Two studies say expanding biofuels production worldwide will raise greenhouse emissions

Two recent studies say increased biodiesel and ethanol production worldwide could "increase greenhouse gas emissions more than than the fossil fuels they displace because of the impact of converting forests and grasslands worldwide to crop production," reports Philip Brasher of the Washington bureau of The Des Moines Register.

Earlier studies have suggested biofuel use could reduce emissions by 20 percent compared to gasoline, but they did not consider the impact of clearing forest and other land for crops. These new studies — one released by Science magazine today, and the other from the Nature Conservancy and the University of Minnesota — focus on the effects of such land conversion as well as the use of switchgrass and palm oil, Brasher explains.

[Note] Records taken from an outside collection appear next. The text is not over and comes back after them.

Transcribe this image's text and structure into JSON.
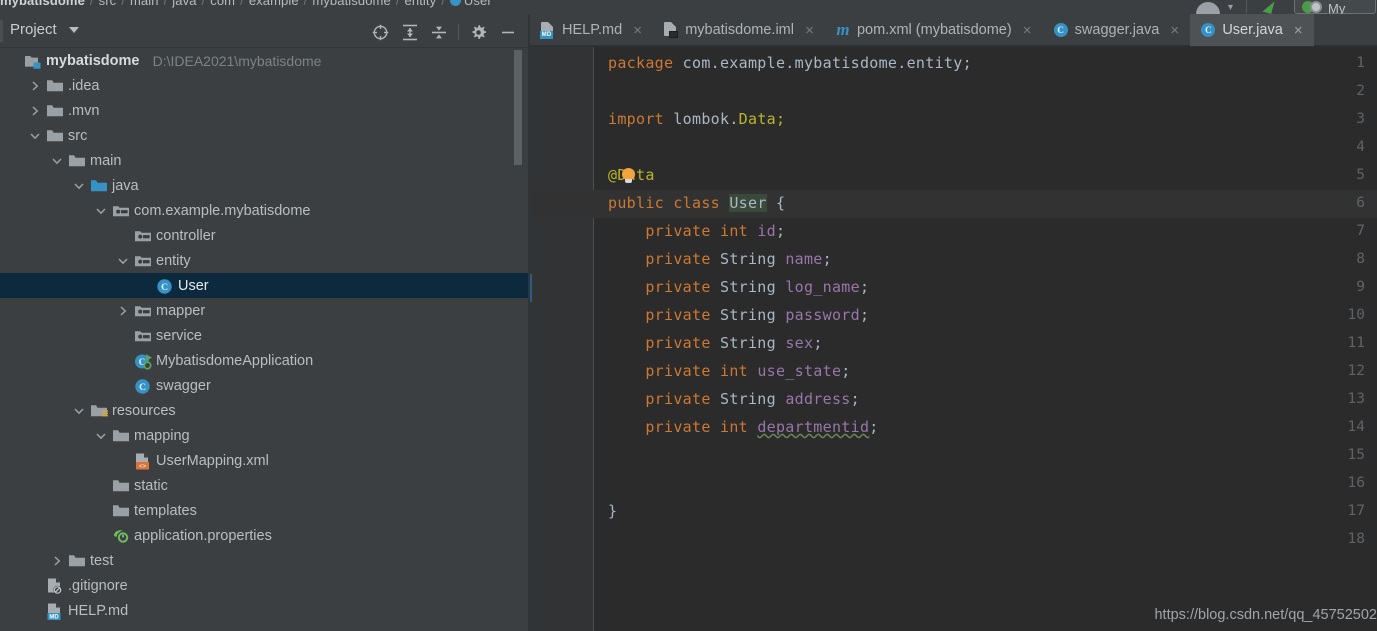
{
  "breadcrumb": {
    "items": [
      "mybatisdome",
      "src",
      "main",
      "java",
      "com",
      "example",
      "mybatisdome",
      "entity",
      "User"
    ],
    "separator": "/"
  },
  "toolbar_right": {
    "module_label": "My"
  },
  "project_panel": {
    "title": "Project",
    "caret_icon": "chevron-down-icon",
    "tools": [
      {
        "name": "select-opened-file-icon",
        "label": "Select Opened File"
      },
      {
        "name": "expand-all-icon",
        "label": "Expand All"
      },
      {
        "name": "collapse-all-icon",
        "label": "Collapse All"
      },
      {
        "name": "gear-icon",
        "label": "Settings"
      },
      {
        "name": "minimize-icon",
        "label": "Hide"
      }
    ],
    "tree": [
      {
        "label": "mybatisdome",
        "path": "D:\\IDEA2021\\mybatisdome",
        "depth": 0,
        "arrow": "none",
        "icon": "module-icon",
        "bold": true,
        "selected": false
      },
      {
        "label": ".idea",
        "path": "",
        "depth": 1,
        "arrow": "collapsed",
        "icon": "folder-icon",
        "bold": false,
        "selected": false
      },
      {
        "label": ".mvn",
        "path": "",
        "depth": 1,
        "arrow": "collapsed",
        "icon": "folder-icon",
        "bold": false,
        "selected": false
      },
      {
        "label": "src",
        "path": "",
        "depth": 1,
        "arrow": "expanded",
        "icon": "folder-icon",
        "bold": false,
        "selected": false
      },
      {
        "label": "main",
        "path": "",
        "depth": 2,
        "arrow": "expanded",
        "icon": "folder-icon",
        "bold": false,
        "selected": false
      },
      {
        "label": "java",
        "path": "",
        "depth": 3,
        "arrow": "expanded",
        "icon": "source-root-icon",
        "bold": false,
        "selected": false
      },
      {
        "label": "com.example.mybatisdome",
        "path": "",
        "depth": 4,
        "arrow": "expanded",
        "icon": "package-icon",
        "bold": false,
        "selected": false
      },
      {
        "label": "controller",
        "path": "",
        "depth": 5,
        "arrow": "none",
        "icon": "package-icon",
        "bold": false,
        "selected": false
      },
      {
        "label": "entity",
        "path": "",
        "depth": 5,
        "arrow": "expanded",
        "icon": "package-icon",
        "bold": false,
        "selected": false
      },
      {
        "label": "User",
        "path": "",
        "depth": 6,
        "arrow": "none",
        "icon": "java-class-icon",
        "bold": false,
        "selected": true
      },
      {
        "label": "mapper",
        "path": "",
        "depth": 5,
        "arrow": "collapsed",
        "icon": "package-icon",
        "bold": false,
        "selected": false
      },
      {
        "label": "service",
        "path": "",
        "depth": 5,
        "arrow": "none",
        "icon": "package-icon",
        "bold": false,
        "selected": false
      },
      {
        "label": "MybatisdomeApplication",
        "path": "",
        "depth": 5,
        "arrow": "none",
        "icon": "spring-class-icon",
        "bold": false,
        "selected": false
      },
      {
        "label": "swagger",
        "path": "",
        "depth": 5,
        "arrow": "none",
        "icon": "java-class-icon",
        "bold": false,
        "selected": false
      },
      {
        "label": "resources",
        "path": "",
        "depth": 3,
        "arrow": "expanded",
        "icon": "resource-root-icon",
        "bold": false,
        "selected": false
      },
      {
        "label": "mapping",
        "path": "",
        "depth": 4,
        "arrow": "expanded",
        "icon": "folder-icon",
        "bold": false,
        "selected": false
      },
      {
        "label": "UserMapping.xml",
        "path": "",
        "depth": 5,
        "arrow": "none",
        "icon": "xml-file-icon",
        "bold": false,
        "selected": false
      },
      {
        "label": "static",
        "path": "",
        "depth": 4,
        "arrow": "none",
        "icon": "folder-icon",
        "bold": false,
        "selected": false
      },
      {
        "label": "templates",
        "path": "",
        "depth": 4,
        "arrow": "none",
        "icon": "folder-icon",
        "bold": false,
        "selected": false
      },
      {
        "label": "application.properties",
        "path": "",
        "depth": 4,
        "arrow": "none",
        "icon": "spring-properties-icon",
        "bold": false,
        "selected": false
      },
      {
        "label": "test",
        "path": "",
        "depth": 2,
        "arrow": "collapsed",
        "icon": "folder-icon",
        "bold": false,
        "selected": false
      },
      {
        "label": ".gitignore",
        "path": "",
        "depth": 1,
        "arrow": "none",
        "icon": "gitignore-icon",
        "bold": false,
        "selected": false
      },
      {
        "label": "HELP.md",
        "path": "",
        "depth": 1,
        "arrow": "none",
        "icon": "markdown-file-icon",
        "bold": false,
        "selected": false
      }
    ]
  },
  "editor": {
    "tabs": [
      {
        "label": "HELP.md",
        "icon": "markdown-file-icon",
        "active": false,
        "close": "×"
      },
      {
        "label": "mybatisdome.iml",
        "icon": "iml-file-icon",
        "active": false,
        "close": "×"
      },
      {
        "label": "pom.xml (mybatisdome)",
        "icon": "maven-file-icon",
        "active": false,
        "close": "×"
      },
      {
        "label": "swagger.java",
        "icon": "java-class-icon",
        "active": false,
        "close": "×"
      },
      {
        "label": "User.java",
        "icon": "java-class-icon",
        "active": true,
        "close": "×"
      }
    ],
    "caret_line": 6,
    "line_numbers": [
      "1",
      "2",
      "3",
      "4",
      "5",
      "6",
      "7",
      "8",
      "9",
      "10",
      "11",
      "12",
      "13",
      "14",
      "15",
      "16",
      "17",
      "18"
    ],
    "code_lines": [
      {
        "n": 1,
        "segments": [
          {
            "t": "package ",
            "c": "kw"
          },
          {
            "t": "com.example.mybatisdome.entity;",
            "c": "pkg"
          }
        ]
      },
      {
        "n": 2,
        "segments": []
      },
      {
        "n": 3,
        "segments": [
          {
            "t": "import ",
            "c": "kw"
          },
          {
            "t": "lombok.",
            "c": "pkg"
          },
          {
            "t": "Data;",
            "c": "ann"
          }
        ]
      },
      {
        "n": 4,
        "segments": []
      },
      {
        "n": 5,
        "segments": [
          {
            "t": "@Data",
            "c": "ann"
          }
        ]
      },
      {
        "n": 6,
        "segments": [
          {
            "t": "public ",
            "c": "kw"
          },
          {
            "t": "class ",
            "c": "kw"
          },
          {
            "t": "User",
            "c": "cls-nm hl-ident"
          },
          {
            "t": " {",
            "c": "pkg"
          }
        ]
      },
      {
        "n": 7,
        "segments": [
          {
            "t": "    ",
            "c": "pkg"
          },
          {
            "t": "private ",
            "c": "kw"
          },
          {
            "t": "int ",
            "c": "kw"
          },
          {
            "t": "id",
            "c": "fld"
          },
          {
            "t": ";",
            "c": "pkg"
          }
        ]
      },
      {
        "n": 8,
        "segments": [
          {
            "t": "    ",
            "c": "pkg"
          },
          {
            "t": "private ",
            "c": "kw"
          },
          {
            "t": "String ",
            "c": "pkg"
          },
          {
            "t": "name",
            "c": "fld"
          },
          {
            "t": ";",
            "c": "pkg"
          }
        ]
      },
      {
        "n": 9,
        "segments": [
          {
            "t": "    ",
            "c": "pkg"
          },
          {
            "t": "private ",
            "c": "kw"
          },
          {
            "t": "String ",
            "c": "pkg"
          },
          {
            "t": "log_name",
            "c": "fld"
          },
          {
            "t": ";",
            "c": "pkg"
          }
        ]
      },
      {
        "n": 10,
        "segments": [
          {
            "t": "    ",
            "c": "pkg"
          },
          {
            "t": "private ",
            "c": "kw"
          },
          {
            "t": "String ",
            "c": "pkg"
          },
          {
            "t": "password",
            "c": "fld"
          },
          {
            "t": ";",
            "c": "pkg"
          }
        ]
      },
      {
        "n": 11,
        "segments": [
          {
            "t": "    ",
            "c": "pkg"
          },
          {
            "t": "private ",
            "c": "kw"
          },
          {
            "t": "String ",
            "c": "pkg"
          },
          {
            "t": "sex",
            "c": "fld"
          },
          {
            "t": ";",
            "c": "pkg"
          }
        ]
      },
      {
        "n": 12,
        "segments": [
          {
            "t": "    ",
            "c": "pkg"
          },
          {
            "t": "private ",
            "c": "kw"
          },
          {
            "t": "int ",
            "c": "kw"
          },
          {
            "t": "use_state",
            "c": "fld"
          },
          {
            "t": ";",
            "c": "pkg"
          }
        ]
      },
      {
        "n": 13,
        "segments": [
          {
            "t": "    ",
            "c": "pkg"
          },
          {
            "t": "private ",
            "c": "kw"
          },
          {
            "t": "String ",
            "c": "pkg"
          },
          {
            "t": "address",
            "c": "fld"
          },
          {
            "t": ";",
            "c": "pkg"
          }
        ]
      },
      {
        "n": 14,
        "segments": [
          {
            "t": "    ",
            "c": "pkg"
          },
          {
            "t": "private ",
            "c": "kw"
          },
          {
            "t": "int ",
            "c": "kw"
          },
          {
            "t": "departmentid",
            "c": "fld typo"
          },
          {
            "t": ";",
            "c": "pkg"
          }
        ]
      },
      {
        "n": 15,
        "segments": []
      },
      {
        "n": 16,
        "segments": []
      },
      {
        "n": 17,
        "segments": [
          {
            "t": "}",
            "c": "pkg"
          }
        ]
      },
      {
        "n": 18,
        "segments": []
      }
    ],
    "intention_bulb": {
      "name": "intention-bulb-icon",
      "line": 5
    },
    "watermark": "https://blog.csdn.net/qq_45752502"
  },
  "colors": {
    "editor_bg": "#2b2b2b",
    "gutter_bg": "#313335",
    "panel_bg": "#3c3f41",
    "selection_bg": "#0d293e",
    "caret_line_bg": "#323232",
    "keyword": "#cc7832",
    "field": "#9876aa",
    "annotation": "#bbb529",
    "text": "#a9b7c6",
    "accent": "#3592c4"
  }
}
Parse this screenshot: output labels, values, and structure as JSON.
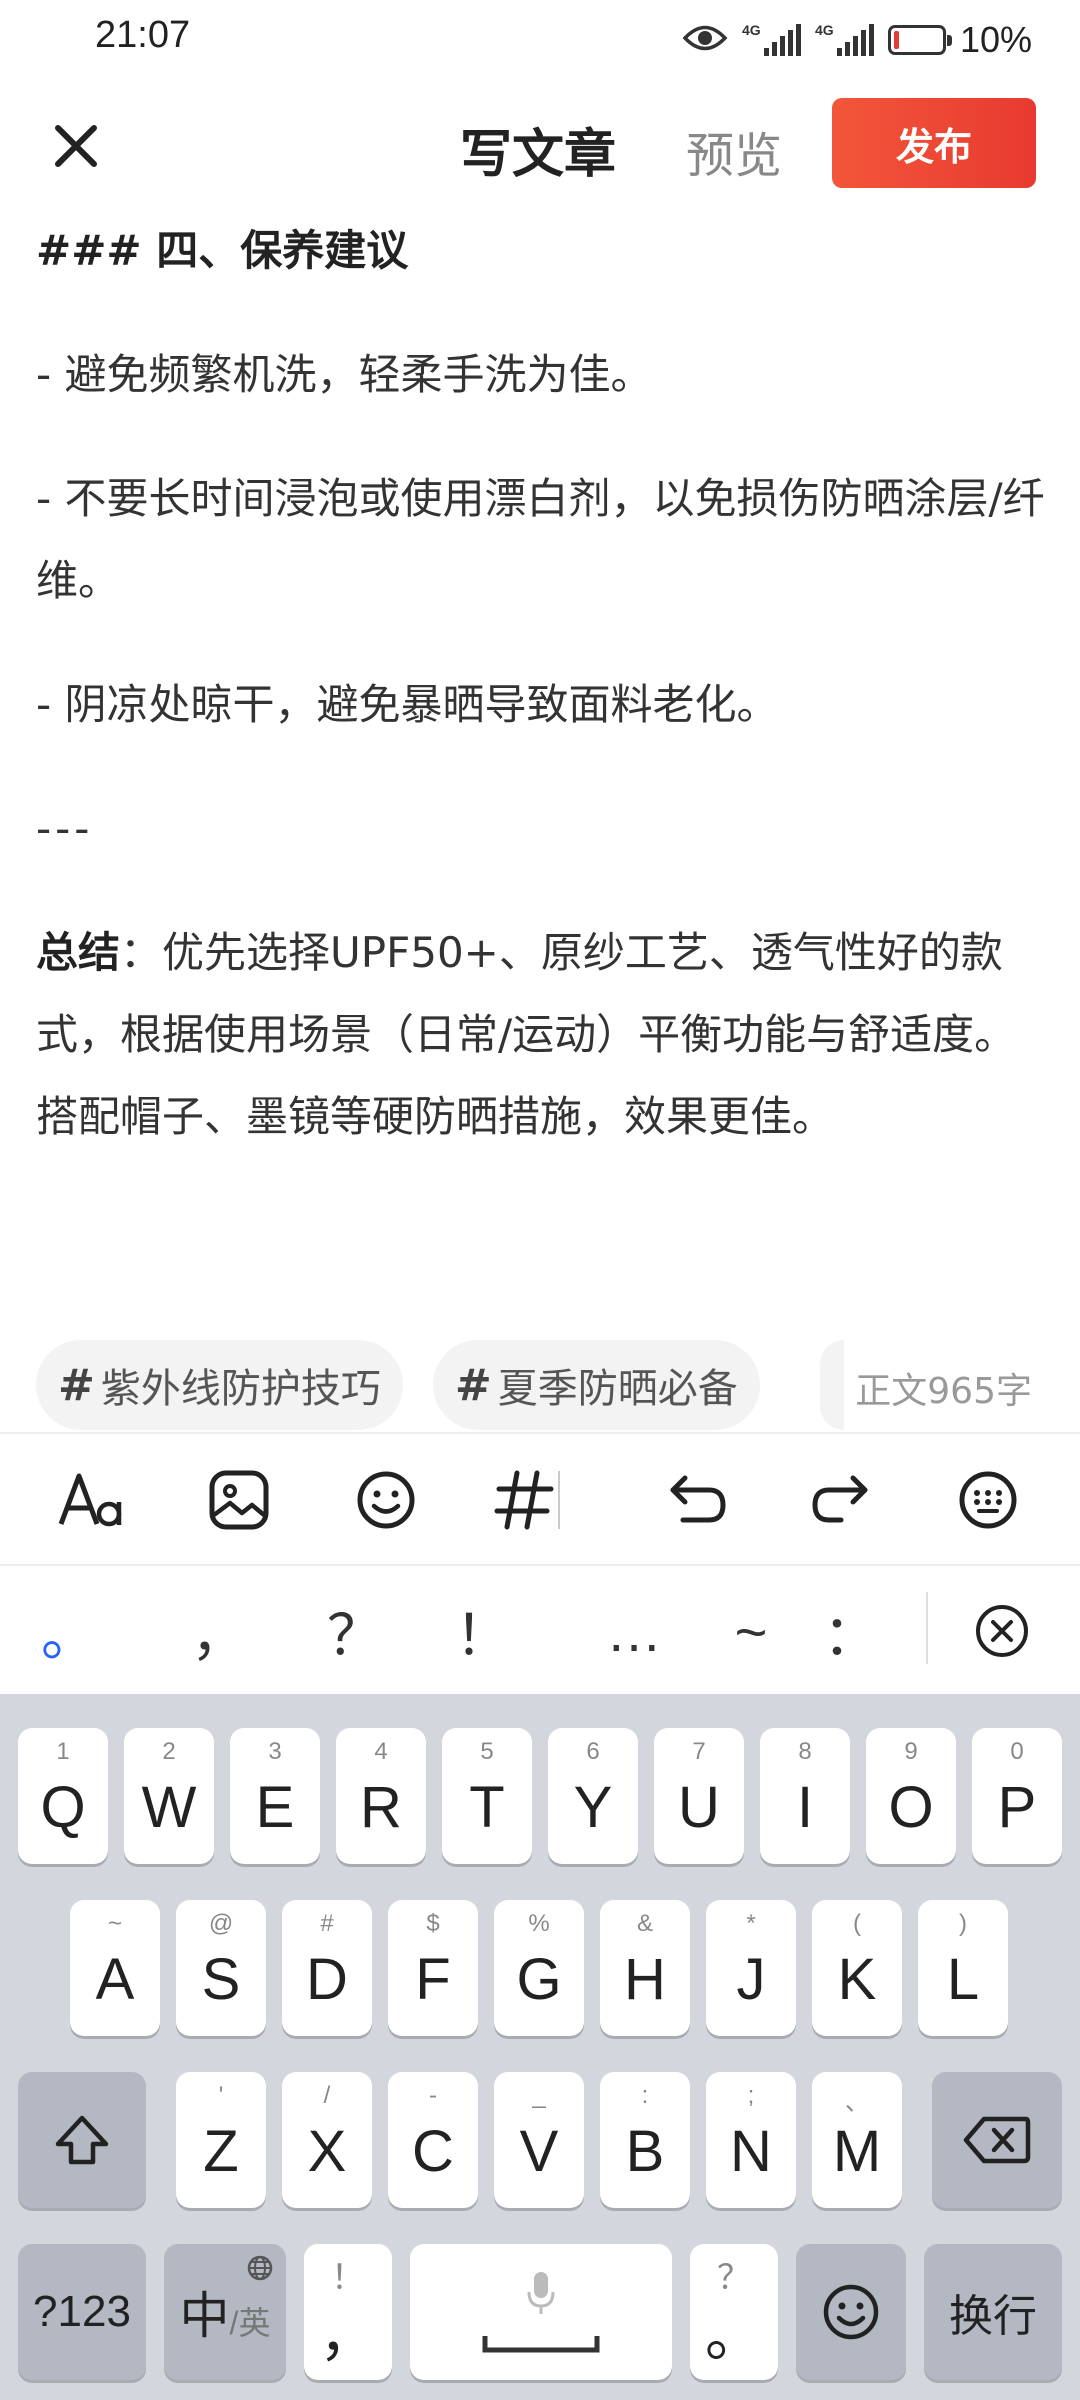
{
  "status_bar": {
    "time": "21:07",
    "network_1": "4G",
    "network_2": "4G",
    "battery_text": "10%",
    "battery_level": 0.1,
    "battery_color": "#e53935"
  },
  "header": {
    "close_icon": "close-icon",
    "title": "写文章",
    "preview": "预览",
    "publish": "发布",
    "publish_color": "#ef4a34"
  },
  "article": {
    "heading": "### 四、保养建议",
    "bullets": [
      "- 避免频繁机洗，轻柔手洗为佳。",
      "- 不要长时间浸泡或使用漂白剂，以免损伤防晒涂层/纤维。",
      "- 阴凉处晾干，避免暴晒导致面料老化。"
    ],
    "divider": "---",
    "summary_label": "总结",
    "summary_text": "：优先选择UPF50+、原纱工艺、透气性好的款式，根据使用场景（日常/运动）平衡功能与舒适度。搭配帽子、墨镜等硬防晒措施，效果更佳。"
  },
  "tags": [
    {
      "hash": "#",
      "label": "紫外线防护技巧"
    },
    {
      "hash": "#",
      "label": "夏季防晒必备"
    }
  ],
  "word_count": "正文965字",
  "toolbar": {
    "items": [
      "font-size-icon",
      "image-icon",
      "emoji-icon",
      "topic-hash-icon",
      "undo-icon",
      "redo-icon",
      "keyboard-icon"
    ],
    "hash_glyph": "#"
  },
  "punctuation": [
    "。",
    "，",
    "？",
    "！",
    "…",
    "~",
    "："
  ],
  "keyboard": {
    "row1": [
      {
        "sub": "1",
        "key": "Q"
      },
      {
        "sub": "2",
        "key": "W"
      },
      {
        "sub": "3",
        "key": "E"
      },
      {
        "sub": "4",
        "key": "R"
      },
      {
        "sub": "5",
        "key": "T"
      },
      {
        "sub": "6",
        "key": "Y"
      },
      {
        "sub": "7",
        "key": "U"
      },
      {
        "sub": "8",
        "key": "I"
      },
      {
        "sub": "9",
        "key": "O"
      },
      {
        "sub": "0",
        "key": "P"
      }
    ],
    "row2": [
      {
        "sub": "~",
        "key": "A"
      },
      {
        "sub": "@",
        "key": "S"
      },
      {
        "sub": "#",
        "key": "D"
      },
      {
        "sub": "$",
        "key": "F"
      },
      {
        "sub": "%",
        "key": "G"
      },
      {
        "sub": "&",
        "key": "H"
      },
      {
        "sub": "*",
        "key": "J"
      },
      {
        "sub": "(",
        "key": "K"
      },
      {
        "sub": ")",
        "key": "L"
      }
    ],
    "row3": [
      {
        "sub": "'",
        "key": "Z"
      },
      {
        "sub": "/",
        "key": "X"
      },
      {
        "sub": "-",
        "key": "C"
      },
      {
        "sub": "_",
        "key": "V"
      },
      {
        "sub": ":",
        "key": "B"
      },
      {
        "sub": ";",
        "key": "N"
      },
      {
        "sub": "、",
        "key": "M"
      }
    ],
    "numbers": "?123",
    "lang_main": "中",
    "lang_sub": "/英",
    "comma_sub": "！",
    "comma": "，",
    "period_sub": "？",
    "period": "。",
    "enter": "换行"
  }
}
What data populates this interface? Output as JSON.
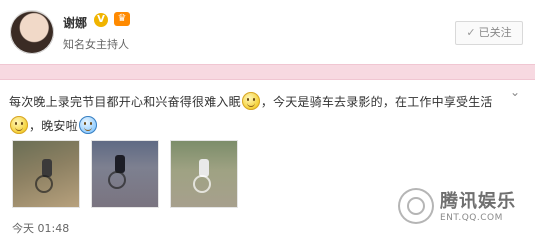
{
  "header": {
    "user_name": "谢娜",
    "verified_icon": "verified-v-icon",
    "member_icon": "member-crown-icon",
    "user_description": "知名女主持人",
    "follow_label": "已关注",
    "follow_icon": "check-icon"
  },
  "post": {
    "text_part1": "每次晚上录完节目都开心和兴奋得很难入眠",
    "text_part2": "，今天是骑车去录影的，在工作中享受生活",
    "text_part3": "，晚安啦",
    "emoji_1": "emoji-sleepy",
    "emoji_2": "emoji-smile",
    "emoji_3": "emoji-moon-goodnight",
    "images": [
      {
        "alt": "riding bicycle on dirt road"
      },
      {
        "alt": "riding bicycle on paved road"
      },
      {
        "alt": "riding bicycle on tree-lined road"
      }
    ],
    "timestamp": "今天 01:48"
  },
  "watermark": {
    "brand": "腾讯娱乐",
    "domain": "ENT.QQ.COM"
  },
  "colors": {
    "pink_band": "#f7d9e1",
    "verified": "#f0b400",
    "member": "#ff8a00"
  }
}
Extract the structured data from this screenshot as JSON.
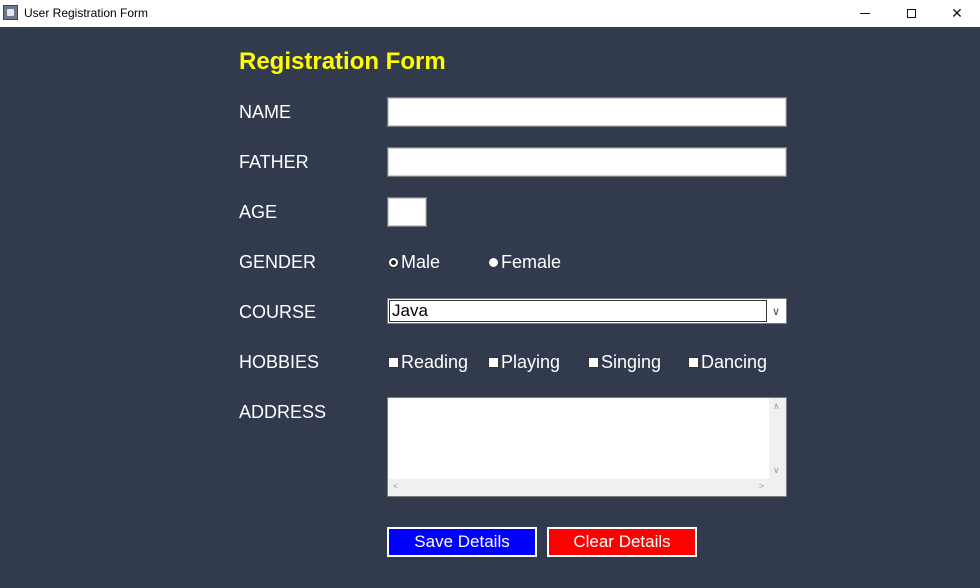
{
  "window": {
    "title": "User Registration Form",
    "controls": {
      "minimize": "minimize-icon",
      "maximize": "maximize-icon",
      "close": "✕"
    }
  },
  "form": {
    "heading": "Registration Form",
    "heading_color": "#ffff00",
    "background_color": "#323a4d",
    "labels": {
      "name": "NAME",
      "father": "FATHER",
      "age": "AGE",
      "gender": "GENDER",
      "course": "COURSE",
      "hobbies": "HOBBIES",
      "address": "ADDRESS"
    },
    "fields": {
      "name": "",
      "father": "",
      "age": "",
      "address": ""
    },
    "gender": {
      "options": [
        {
          "label": "Male",
          "selected": true
        },
        {
          "label": "Female",
          "selected": false
        }
      ]
    },
    "course": {
      "selected": "Java"
    },
    "hobbies": [
      {
        "label": "Reading",
        "checked": false
      },
      {
        "label": "Playing",
        "checked": false
      },
      {
        "label": "Singing",
        "checked": false
      },
      {
        "label": "Dancing",
        "checked": false
      }
    ],
    "buttons": {
      "save": {
        "label": "Save Details",
        "color": "#0000ff"
      },
      "clear": {
        "label": "Clear Details",
        "color": "#ff0000"
      }
    }
  }
}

The Science study, which included researchers from Iowa State University, "said that the grass-derived fuel results in 50 percent higher carbon emissions than gasoline because additional corn acreage would have to be found somewhere else," Brasher writes. The second study said that "converting rain forests to palm oil production for biodiesel can release as much as 420 times more carbon dioxide than is saved by displacing petroleum diesel."

Biofuel production can cut carbon dioxide emissions when abandoned farmland is used for growing or when corn stover and similar waste products are used as feedstock. (Read more)

No comments: